Wednesday, April 17, 7 p.m.
ConocoPhillips Integrated Science Building, Room 120
Please join us for a public presentation by Colin Murrell titled “‘Fighting Climate Change with Microbiology.” Professor Murrell is the first director of the Earth and Life Sciences Alliance (ELSA), an initiative that aims to understand how earth and life systems respond to climate change. Murrell’s visit is sponsored by Alaska Experimental Program to Stimulate Creative Research (EPSCoR).

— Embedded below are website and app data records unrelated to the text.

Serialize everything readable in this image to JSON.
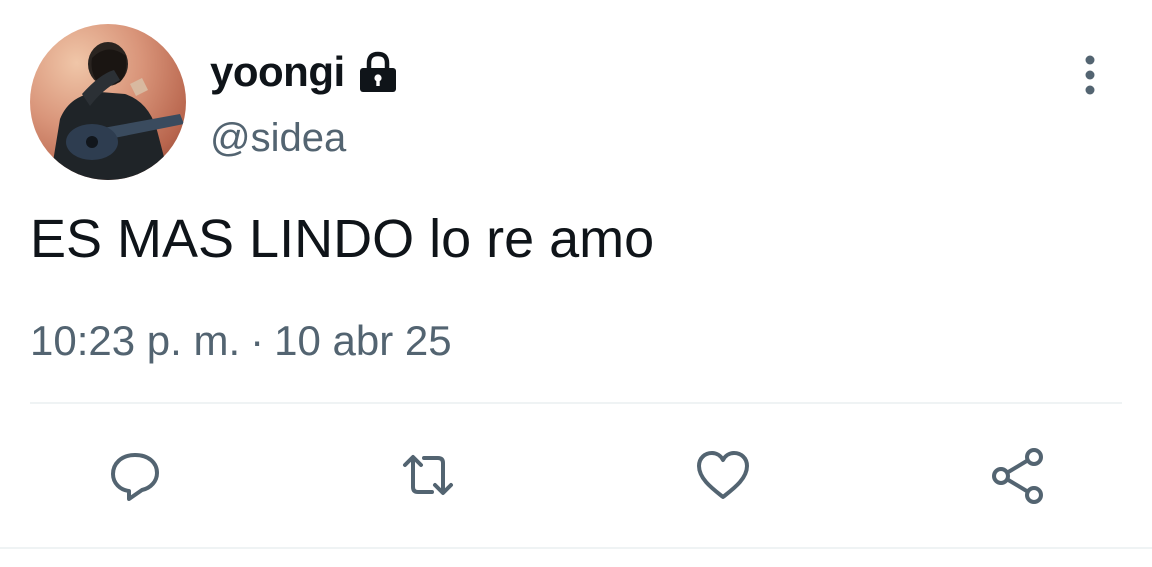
{
  "author": {
    "display_name": "yoongi",
    "handle": "@sidea",
    "protected_icon": "lock-icon",
    "avatar_icon": "user-avatar"
  },
  "tweet": {
    "text": "ES MAS LINDO lo re amo",
    "time": "10:23 p. m.",
    "separator": "·",
    "date": "10 abr 25"
  },
  "menu": {
    "icon": "more-vertical-icon"
  },
  "actions": [
    {
      "name": "reply",
      "icon": "reply-icon"
    },
    {
      "name": "retweet",
      "icon": "retweet-icon"
    },
    {
      "name": "like",
      "icon": "heart-icon"
    },
    {
      "name": "share",
      "icon": "share-icon"
    }
  ],
  "colors": {
    "text_primary": "#0f1419",
    "text_secondary": "#536471",
    "icon": "#536471",
    "divider": "#eff3f4"
  }
}
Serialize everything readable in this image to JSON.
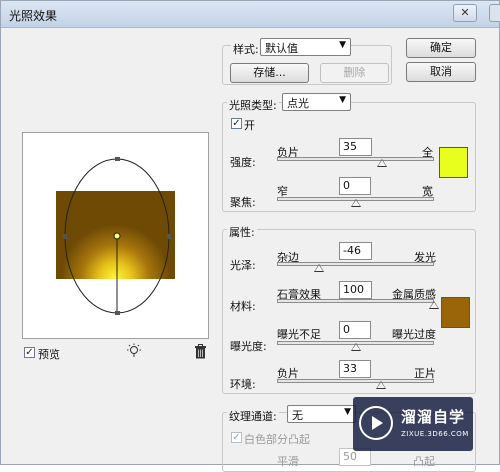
{
  "window": {
    "title": "光照效果",
    "close": "✕"
  },
  "style_group": {
    "label": "样式:",
    "selected": "默认值",
    "save_btn": "存储...",
    "delete_btn": "删除"
  },
  "buttons": {
    "ok": "确定",
    "cancel": "取消"
  },
  "light_group": {
    "type_label": "光照类型:",
    "type_selected": "点光",
    "on_label": "开",
    "on_checked": true,
    "intensity": {
      "label": "强度:",
      "left": "负片",
      "right": "全",
      "value": "35",
      "fraction": 0.67
    },
    "focus": {
      "label": "聚焦:",
      "left": "窄",
      "right": "宽",
      "value": "0",
      "fraction": 0.5
    },
    "light_color": "#e8ff1e"
  },
  "properties_group": {
    "label": "属性:",
    "gloss": {
      "label": "光泽:",
      "left": "杂边",
      "right": "发光",
      "value": "-46",
      "fraction": 0.27
    },
    "material": {
      "label": "材料:",
      "left": "石膏效果",
      "right": "金属质感",
      "value": "100",
      "fraction": 1.0
    },
    "exposure": {
      "label": "曝光度:",
      "left": "曝光不足",
      "right": "曝光过度",
      "value": "0",
      "fraction": 0.5
    },
    "ambience": {
      "label": "环境:",
      "left": "负片",
      "right": "正片",
      "value": "33",
      "fraction": 0.66
    },
    "ambient_color": "#9a6408"
  },
  "texture_group": {
    "label": "纹理通道:",
    "selected": "无",
    "white_high_label": "白色部分凸起",
    "white_high_checked": true,
    "height_left": "平滑",
    "height_right": "凸起",
    "height_value": "50"
  },
  "preview": {
    "checkbox_label": "预览",
    "checked": true
  },
  "icons": {
    "bulb": "light-bulb-icon",
    "trash": "trash-icon"
  },
  "watermark": {
    "title": "溜溜自学",
    "url": "ZIXUE.3D66.COM"
  }
}
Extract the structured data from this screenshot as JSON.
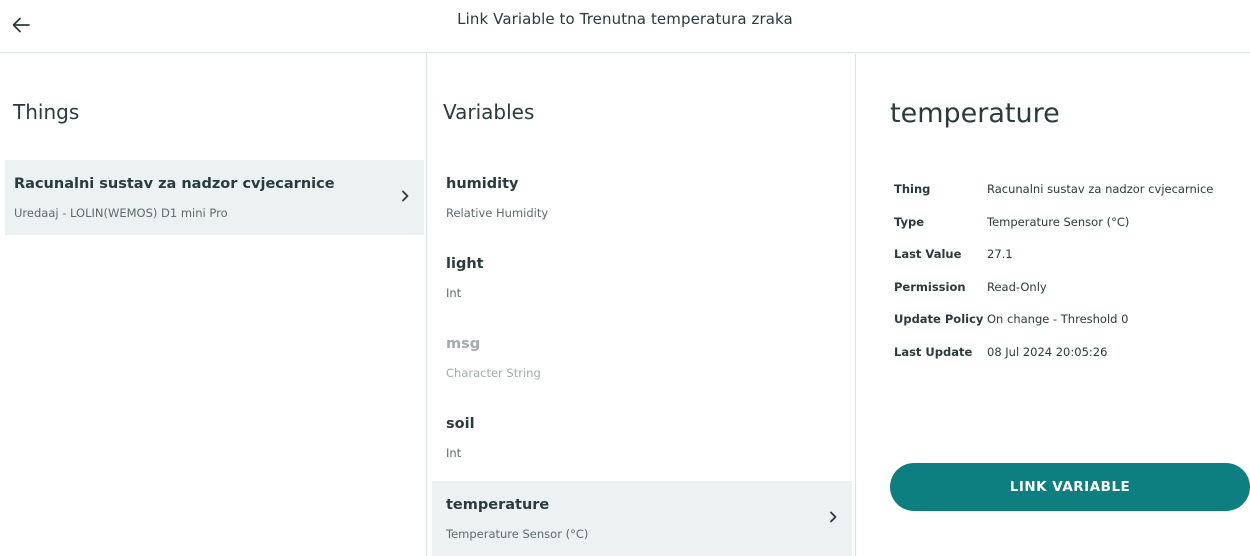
{
  "header": {
    "title": "Link Variable to Trenutna temperatura zraka",
    "back_icon": "arrow-left-icon"
  },
  "things": {
    "heading": "Things",
    "items": [
      {
        "name": "Racunalni sustav za nadzor cvjecarnice",
        "device": "Uredaaj - LOLIN(WEMOS) D1 mini Pro",
        "selected": true
      }
    ]
  },
  "variables": {
    "heading": "Variables",
    "items": [
      {
        "name": "humidity",
        "type": "Relative Humidity",
        "disabled": false,
        "selected": false
      },
      {
        "name": "light",
        "type": "Int",
        "disabled": false,
        "selected": false
      },
      {
        "name": "msg",
        "type": "Character String",
        "disabled": true,
        "selected": false
      },
      {
        "name": "soil",
        "type": "Int",
        "disabled": false,
        "selected": false
      },
      {
        "name": "temperature",
        "type": "Temperature Sensor (°C)",
        "disabled": false,
        "selected": true
      }
    ]
  },
  "detail": {
    "title": "temperature",
    "rows": [
      {
        "label": "Thing",
        "value": "Racunalni sustav za nadzor cvjecarnice"
      },
      {
        "label": "Type",
        "value": "Temperature Sensor (°C)"
      },
      {
        "label": "Last Value",
        "value": "27.1"
      },
      {
        "label": "Permission",
        "value": "Read-Only"
      },
      {
        "label": "Update Policy",
        "value": "On change - Threshold 0"
      },
      {
        "label": "Last Update",
        "value": "08 Jul 2024 20:05:26"
      }
    ],
    "button_label": "LINK VARIABLE"
  },
  "colors": {
    "accent": "#0d7f81",
    "selected_bg": "#ecf1f1",
    "text": "#2b3b3c",
    "muted_text": "#5f6b6c",
    "disabled_text": "#a3abac"
  }
}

It is vital that we gain a better understanding of how earth and life systems respond to climate change. Knowledge of how microbes drive global biogeochemical cycles is very important in understanding how environmental processes are regulated. Reducing emissions of greenhouse gases that contribute to global warming and gases that harm the Earth’s atmosphere, and finding out how microbes consume trace gases such as methane and isoprene before they can be released into the atmosphere is a central aim of our research. Although it is well known that microbes are major drivers of the biogeochemical cycling of elements in the biosphere, it is not easy to find out which are the most important groups of microbes present in the environment and, more importantly, which ones are most active. We have developed methods by which we can study microbes that grow on greenhouse gases such as methane and isoprene, both in the laboratory and directly in the environment. During my presentation, I will provide examples of research: lab-based and field experiments that investigate the microbial consumption of methane and related compounds in a variety of environments, including both the terrestrial and marine environment as well as an unusual cave system where methane sustains a unique underground ecosystem.